The medical industry is crazy in this country. I read a recent study that said most people get 11 seconds of time with their doctor before they are interrupted. There is an average of 3 minutes of time for questions total. It’s not doc’s fault; he’s getting paid nearly nothing for the visit by the insurance companies, so the mega-corp he had to sell to so he can continue practicing medicine without having a stroke says he has to see 45 patients a day instead of the 8-15 he used to. You have to be prepared because unfortunately this isn’t going to be a leisurely visit.
Here are some tips for a successful chat with your doctor:
- Bring a list of questions you want answered in advance.
- Bring a list of your current medicines and supplements and how you take them.
- List out all of the things you’ve done to try to remedy the situation yourself.
- List out all the healthy things you do on a regular basis.
- List out any professional intermediates (like pharmacists) you’ve used for advice and what they’ve told you to do.
- Be ready to give the “executive summary”: these are my original symptoms, this is when it started, this is what i’ve done, this is what I am currently doing, this is what I currently feel.
It’s insane that this is the way it is, but that’s the breaks. I believe this is why so many charlatans are so popular in the cult of personality. If you charge for your consultations and make profit from the products you sell, you can afford to sit around and have lengthy conversations with people. You can afford to listen. And that’s what we want most.
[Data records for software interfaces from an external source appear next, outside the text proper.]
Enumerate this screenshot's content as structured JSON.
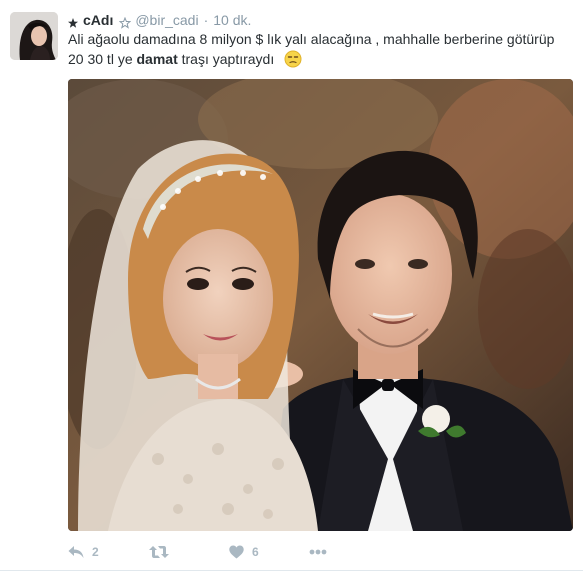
{
  "tweet": {
    "display_name": "cAdı",
    "username": "@bir_cadi",
    "separator": "·",
    "time": "10 dk.",
    "text_line1": "Ali ağaolu damadına 8 milyon $ lık yalı alacağına , mahhalle berberine götürüp",
    "text_line2_a": "20 30 tl ye",
    "text_line2_bold": "damat",
    "text_line2_b": "traşı yaptıraydı"
  },
  "actions": {
    "reply_count": "2",
    "like_count": "6"
  },
  "icons": {
    "star": "star-icon",
    "emoji": "unamused-face-emoji",
    "reply": "reply-icon",
    "retweet": "retweet-icon",
    "like": "heart-icon",
    "more": "more-dots-icon"
  },
  "colors": {
    "text": "#292f33",
    "muted": "#8899a6",
    "action": "#aab8c2"
  }
}
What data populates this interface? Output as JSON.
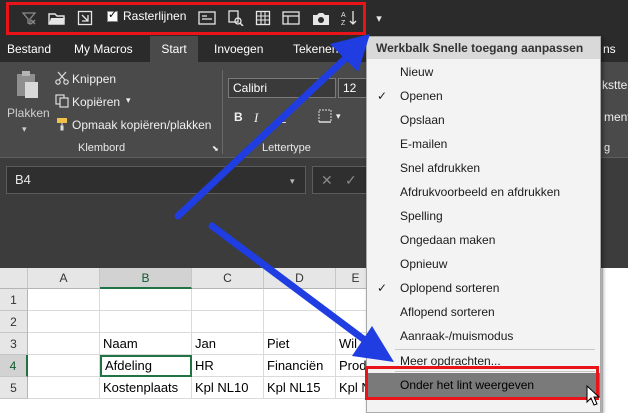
{
  "qat": {
    "rasterlijnen_label": "Rasterlijnen",
    "more_glyph": "▾",
    "icons": [
      "clear-filter-icon",
      "open-folder-icon",
      "grid-icon",
      "rasterlijnen-checkbox",
      "form-icon",
      "print-preview-icon",
      "table-icon",
      "table2-icon",
      "camera-icon",
      "sort-az-icon",
      "customize-icon"
    ]
  },
  "tabs": [
    "Bestand",
    "My Macros",
    "Start",
    "Invoegen",
    "Tekenen",
    "ns"
  ],
  "ribbon": {
    "paste_label": "Plakken",
    "cut_label": "Knippen",
    "copy_label": "Kopiëren",
    "format_painter_label": "Opmaak kopiëren/plakken",
    "clipboard_group": "Klembord",
    "font_name": "Calibri",
    "font_size": "12",
    "font_group": "Lettertype",
    "bold": "B",
    "italic": "I",
    "right_cut_1": "ksttер",
    "right_cut_2": "menv",
    "right_cut_3": "g"
  },
  "namebox": {
    "value": "B4"
  },
  "grid": {
    "columns": [
      "A",
      "B",
      "C",
      "D",
      "E"
    ],
    "rows": [
      "1",
      "2",
      "3",
      "4",
      "5"
    ],
    "cells": {
      "B3": "Naam",
      "C3": "Jan",
      "D3": "Piet",
      "E3": "Wil",
      "B4": "Afdeling",
      "C4": "HR",
      "D4": "Financiën",
      "E4": "Prod",
      "B5": "Kostenplaats",
      "C5": "Kpl NL10",
      "D5": "Kpl NL15",
      "E5": "Kpl N"
    }
  },
  "menu": {
    "title": "Werkbalk Snelle toegang aanpassen",
    "items": [
      {
        "label": "Nieuw",
        "checked": false
      },
      {
        "label": "Openen",
        "checked": true
      },
      {
        "label": "Opslaan",
        "checked": false
      },
      {
        "label": "E-mailen",
        "checked": false
      },
      {
        "label": "Snel afdrukken",
        "checked": false
      },
      {
        "label": "Afdrukvoorbeeld en afdrukken",
        "checked": false
      },
      {
        "label": "Spelling",
        "checked": false
      },
      {
        "label": "Ongedaan maken",
        "checked": false
      },
      {
        "label": "Opnieuw",
        "checked": false
      },
      {
        "label": "Oplopend sorteren",
        "checked": true
      },
      {
        "label": "Aflopend sorteren",
        "checked": false
      },
      {
        "label": "Aanraak-/muismodus",
        "checked": false
      },
      {
        "label": "Meer opdrachten...",
        "checked": false
      },
      {
        "label": "Onder het lint weergeven",
        "checked": false
      }
    ],
    "check_glyph": "✓"
  },
  "colors": {
    "highlight_box": "#e8141a",
    "arrow": "#1f3de0",
    "selection": "#217346"
  }
}
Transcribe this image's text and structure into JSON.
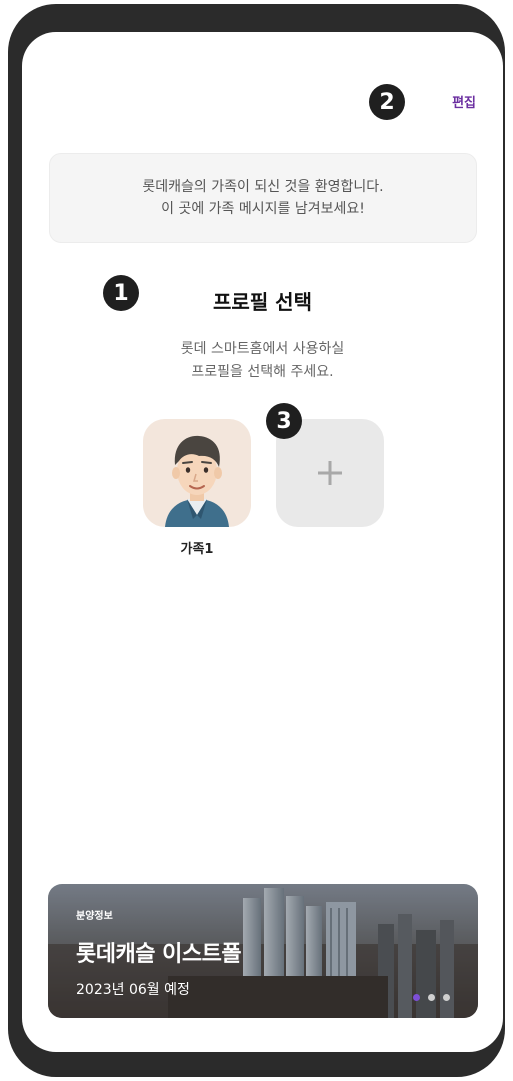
{
  "header": {
    "edit_label": "편집"
  },
  "badges": {
    "one": "1",
    "two": "2",
    "three": "3"
  },
  "welcome": {
    "line1": "롯데캐슬의 가족이 되신 것을 환영합니다.",
    "line2": "이 곳에 가족 메시지를 남겨보세요!"
  },
  "profile_select": {
    "title": "프로필 선택",
    "subtitle_line1": "롯데 스마트홈에서 사용하실",
    "subtitle_line2": "프로필을 선택해 주세요.",
    "profiles": [
      {
        "name": "가족1",
        "avatar": "man-avatar-icon"
      }
    ],
    "add_button_icon": "plus-icon"
  },
  "banner": {
    "kicker": "분양정보",
    "title": "롯데캐슬 이스트폴",
    "date": "2023년 06월 예정",
    "page_count": 3,
    "active_page": 1
  },
  "colors": {
    "accent": "#6b2fa0",
    "active_dot": "#7d4fd6",
    "badge": "#1f1f1f",
    "avatar_bg": "#f3e6dc"
  }
}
One Foot In Front Of The Other
Conceptually we all get it. We’ve heard these things before. They are boring bits of advice that some of us dismiss, though, and instead look for a magical cure at a store with lots of green and brown branding.
You can and should use supplementation when done properly. If we are to subscribe to a holistic model of care, we can’t forget the “whole” part of it. Diet, stress, sleep, exercise, and lifestyle factors contribute greatly to many modern ailments. Addressing them today, even incrementally better than we had yesterday, will eliminate variables that stand in the way of our success.
The best thing we can do here is to help people make a plan to address these issues. We stress the importance of quality in supplements, but we need to equally beat the drum of taking less stuff. To do this wellness thing right, work with a proper professional, trained in health in wellness, who is concerned more about what you should do than what you should take.
Just trying to keep it real...
Neal Smoller, PharmD
Owner, Pharmacist, Big Mouth